Elegantly written and powerfully argued, The Substance of Hope challenges conventional wisdom as it offers original insight into America's future.

Praise For The Substance of Hope: Barack Obama and the Paradox of Progress

“Clear, concise writing, a conversational tone, and cogent arguments make this a compelling read, particularly for those with an interest in Obama's presidential campaign and election, but also for students of politics, history, and the Civil Rights Movement. ” —Library Journal

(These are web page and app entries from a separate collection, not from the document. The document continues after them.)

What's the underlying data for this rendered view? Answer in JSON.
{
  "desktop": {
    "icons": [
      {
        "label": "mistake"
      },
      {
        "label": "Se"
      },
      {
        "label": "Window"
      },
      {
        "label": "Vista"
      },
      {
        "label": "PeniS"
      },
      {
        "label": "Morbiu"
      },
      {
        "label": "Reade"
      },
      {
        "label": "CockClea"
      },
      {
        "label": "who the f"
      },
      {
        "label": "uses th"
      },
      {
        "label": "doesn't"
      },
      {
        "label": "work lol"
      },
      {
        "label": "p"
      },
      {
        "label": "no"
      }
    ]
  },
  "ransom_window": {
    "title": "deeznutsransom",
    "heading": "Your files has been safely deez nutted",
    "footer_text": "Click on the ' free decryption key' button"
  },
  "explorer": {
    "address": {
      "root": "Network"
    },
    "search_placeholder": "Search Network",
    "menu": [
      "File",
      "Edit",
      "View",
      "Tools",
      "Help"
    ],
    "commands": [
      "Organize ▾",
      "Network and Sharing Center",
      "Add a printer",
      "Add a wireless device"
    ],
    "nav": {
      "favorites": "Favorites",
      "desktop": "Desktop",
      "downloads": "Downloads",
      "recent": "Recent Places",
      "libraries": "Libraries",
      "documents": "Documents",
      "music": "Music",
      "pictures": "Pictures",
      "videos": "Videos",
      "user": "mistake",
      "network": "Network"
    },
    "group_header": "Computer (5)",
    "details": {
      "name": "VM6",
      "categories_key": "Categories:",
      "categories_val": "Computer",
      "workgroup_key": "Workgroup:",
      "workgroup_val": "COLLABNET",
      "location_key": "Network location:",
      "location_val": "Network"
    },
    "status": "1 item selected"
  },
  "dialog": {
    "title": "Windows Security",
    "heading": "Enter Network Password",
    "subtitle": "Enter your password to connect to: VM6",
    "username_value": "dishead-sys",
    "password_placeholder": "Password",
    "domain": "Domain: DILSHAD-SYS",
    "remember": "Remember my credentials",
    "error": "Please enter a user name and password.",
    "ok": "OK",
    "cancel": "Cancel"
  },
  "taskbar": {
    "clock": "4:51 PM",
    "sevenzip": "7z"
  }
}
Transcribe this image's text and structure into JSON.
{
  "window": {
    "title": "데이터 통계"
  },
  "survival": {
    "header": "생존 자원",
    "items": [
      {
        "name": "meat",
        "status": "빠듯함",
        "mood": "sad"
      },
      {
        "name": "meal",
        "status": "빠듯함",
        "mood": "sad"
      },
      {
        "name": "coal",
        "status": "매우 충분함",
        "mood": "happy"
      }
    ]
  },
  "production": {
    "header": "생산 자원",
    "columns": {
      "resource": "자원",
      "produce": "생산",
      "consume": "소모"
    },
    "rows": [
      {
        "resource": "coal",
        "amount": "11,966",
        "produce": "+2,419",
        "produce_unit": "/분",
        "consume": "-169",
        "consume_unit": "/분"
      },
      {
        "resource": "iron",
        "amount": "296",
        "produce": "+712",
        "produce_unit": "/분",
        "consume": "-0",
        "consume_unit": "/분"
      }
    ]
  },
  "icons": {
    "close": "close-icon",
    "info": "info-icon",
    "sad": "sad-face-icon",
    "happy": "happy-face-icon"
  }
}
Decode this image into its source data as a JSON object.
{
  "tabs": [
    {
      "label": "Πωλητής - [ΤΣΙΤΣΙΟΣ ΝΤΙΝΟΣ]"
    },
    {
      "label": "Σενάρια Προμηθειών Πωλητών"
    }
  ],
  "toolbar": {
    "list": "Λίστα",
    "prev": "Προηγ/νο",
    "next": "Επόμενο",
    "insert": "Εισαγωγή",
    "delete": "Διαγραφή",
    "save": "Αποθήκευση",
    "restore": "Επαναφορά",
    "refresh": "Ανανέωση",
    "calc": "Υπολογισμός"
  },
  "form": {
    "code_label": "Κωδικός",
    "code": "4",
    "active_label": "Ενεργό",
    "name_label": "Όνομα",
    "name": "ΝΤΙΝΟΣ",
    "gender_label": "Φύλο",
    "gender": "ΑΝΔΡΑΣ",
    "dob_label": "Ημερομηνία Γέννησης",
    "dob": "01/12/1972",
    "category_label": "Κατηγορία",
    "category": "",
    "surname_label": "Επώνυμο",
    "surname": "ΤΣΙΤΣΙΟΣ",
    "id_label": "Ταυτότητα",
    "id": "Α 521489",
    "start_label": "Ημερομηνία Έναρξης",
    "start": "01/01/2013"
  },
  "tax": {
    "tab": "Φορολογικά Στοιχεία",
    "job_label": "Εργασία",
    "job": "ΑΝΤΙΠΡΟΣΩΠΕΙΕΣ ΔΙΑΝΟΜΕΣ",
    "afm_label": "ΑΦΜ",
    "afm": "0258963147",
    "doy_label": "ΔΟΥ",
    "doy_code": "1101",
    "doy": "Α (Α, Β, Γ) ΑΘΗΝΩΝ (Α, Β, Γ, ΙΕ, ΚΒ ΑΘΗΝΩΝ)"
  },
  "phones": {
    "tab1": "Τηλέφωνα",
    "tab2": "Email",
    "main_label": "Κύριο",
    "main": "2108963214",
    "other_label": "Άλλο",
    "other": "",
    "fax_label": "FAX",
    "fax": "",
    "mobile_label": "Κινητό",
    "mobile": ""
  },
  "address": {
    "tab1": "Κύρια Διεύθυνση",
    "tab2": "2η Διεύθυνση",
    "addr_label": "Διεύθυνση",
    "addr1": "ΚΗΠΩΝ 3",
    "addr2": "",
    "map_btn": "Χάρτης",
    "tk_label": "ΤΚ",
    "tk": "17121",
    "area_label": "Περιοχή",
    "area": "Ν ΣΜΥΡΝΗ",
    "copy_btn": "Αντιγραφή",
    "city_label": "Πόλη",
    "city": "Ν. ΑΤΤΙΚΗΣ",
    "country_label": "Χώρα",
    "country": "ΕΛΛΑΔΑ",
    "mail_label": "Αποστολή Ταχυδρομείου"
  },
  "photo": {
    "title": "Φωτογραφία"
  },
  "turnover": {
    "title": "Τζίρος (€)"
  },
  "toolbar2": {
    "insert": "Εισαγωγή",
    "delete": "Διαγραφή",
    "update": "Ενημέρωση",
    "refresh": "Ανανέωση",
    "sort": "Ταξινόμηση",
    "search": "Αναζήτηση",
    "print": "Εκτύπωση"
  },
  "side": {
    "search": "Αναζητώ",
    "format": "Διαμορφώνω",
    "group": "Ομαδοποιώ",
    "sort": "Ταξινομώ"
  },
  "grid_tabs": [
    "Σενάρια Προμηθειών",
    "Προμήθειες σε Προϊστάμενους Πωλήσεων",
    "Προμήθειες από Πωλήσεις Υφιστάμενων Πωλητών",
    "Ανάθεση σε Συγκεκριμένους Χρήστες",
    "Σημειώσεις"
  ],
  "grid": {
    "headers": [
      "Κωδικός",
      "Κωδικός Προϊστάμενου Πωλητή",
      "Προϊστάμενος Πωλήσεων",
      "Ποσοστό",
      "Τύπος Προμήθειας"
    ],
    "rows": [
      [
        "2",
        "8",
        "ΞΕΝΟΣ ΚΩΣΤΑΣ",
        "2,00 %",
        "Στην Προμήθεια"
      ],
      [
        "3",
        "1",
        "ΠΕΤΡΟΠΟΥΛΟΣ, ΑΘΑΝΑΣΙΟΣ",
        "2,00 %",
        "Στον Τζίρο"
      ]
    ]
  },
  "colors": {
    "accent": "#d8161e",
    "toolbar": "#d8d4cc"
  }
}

“Cobb is especially good on the contrast between Obama and Jesse Jackson, whose celebrated work had opened many doors for Obama, but who now failed to inspire most young African-Americans. Obama embodies the face--multiracial and cosmopolitan--of the next generation, and his ‘ultimate significance may be less as a president than as a harbinger of what comes after his presidency.' A rich, provocative meditation on the importance of Obama's election.” —Kirkus Reviews

“William Jelani Cobb has written a smart and observant reminder of the candidacy and election of President Barack Obama....This little book is packed with common sense observations that are given weight and meaning through Professor Cobb's academic and historical insight.” —Melissa Harris-Lacewell, associate professor of politics and African-American studies at Princeton University

“Barack Obama's presidential campaign shone an incisive light on the nation's attitudes about race and on the roots of black political empowerment. William Jelani Cobb provides a wealth of historical background and an eloquent appraisal of the present, as he narrates how a grassroots movement and a cadre of young people (the Joshua generation) successfully fought the established political machine for the hearts and ballots of the black community. An insightful and thought-provoking book.” —Benjamin Todd Jealous, President and CEO of the NAACP

“William Jelani Cobb's The Substance of Hope is a deft analysis of many vectors brought to bear on the unexpected rise of Barack Obama. With a specific eye towards the overlap between race and age, Cobb deconstructs the politics of the civil rights generation in the Obama age with nuance and honesty. A provocative book, from a provocative mind.” —Ta-Nehisi Coates, author of The Beautiful Struggle

Walker Books, 9780802717399, 208pp.

Publication Date: May 25, 2010

About the Author

William Jelani Cobb, Ph.D., a History Professor at Rutgers University, is former Associate Professor of History at Spelman College in Atlanta, and is a contributing writer for Essence magazine. His essays and reviews have appeared in The Washington Post, The Progressive,, and other publications. He has been a featured commentator on National Public Radio, and is the author of To The Break of Dawn: A Freestyle on the Hip Hop Aesthetic and The Devil & Dave Chappelle and Other Essays.